Movie lovers, I’ve got some sad news to deliver. Burning Paradise Video, Albuquerque’s only source for independent, foreign and cult cinema on DVD, is closing its doors. Over the years, Albuquerque has witnessed the demise of many beloved video rental stores like Wavy Brain and Alphaville ... plus all those boring mainstream chains like Blockbuster. Losing Burning Paradise after so many years is a major blow to the local film community. Burning Paradise has not only supplied hard-to-find films for our VCRs and DVD players, it’s been a major sponsor of Alibi Midnight Movies, it’s organized film classes, screenings and festivals (the annual TromaDance New Mexico), and it’s formed a label to release local films (Gimme Skelter, Slumber Party Slaughterhouse and Fugue State among them).
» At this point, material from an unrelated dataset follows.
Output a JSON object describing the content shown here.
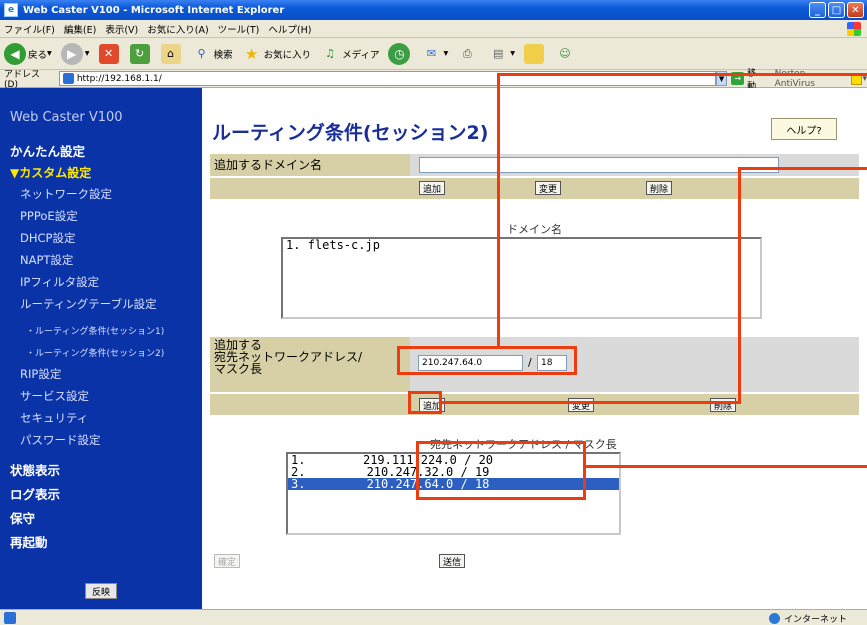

In January, the store relocated from Downtown to the Bricklight District on Harvard, where it seemed to find a receptive new audience of UNM students. You could blame the store’s closure on the poor economy or changing film-viewing habits, but it seems like owner Kurly Tlapoyawa has simply decided it’s time to move on. For the immediate future, he’ll be concentrating on his career as a stuntman (check him out in Gamer, Crank: High Voltage and the upcoming Undocumented) and promises to keep Burning Paradise alive as a boutique video label.
While we’re sad to see Burning Paradise go, leaving us to the whims of Redbox and Netflix, we can at least give it a proper send-off. The store will be liquidating all of its stock, starting this week. Grab a piece of Albuquerque cinema history by purchasing a copy of your favorite Italian zombie movie, French vampire flick or American grindhouse classic. Burning Paradise is located at 115 Harvard SE. You’ve got until the end of the month to get over there and bid the place a fond farewell.
Music + Video
The 48 Hour Film Project’s very first 48 Hour Music Video Project is scheduled to take place Sept. 23 to 25. Local bands will be united with local filmmakers to try and create, shoot, edit and premiere an entire music video in just two days. Though the 48 Hour Film Project continues to be a major international competition, the 48 Hour Music Video Project is a test-pilot program taking place in Albuquerque alone. There are spots for only 20 bands and 20 filmmaking teams in this inaugural go-around. You have until Monday, Sept. 12, at midnight to register. So if you’re a musician or a filmmaker interested in making some noise, this is a prime opportunity to show off your skills. Registration fees are $90 for filmmakers and $199 for bands. But, you get an awesome music video at the end of it.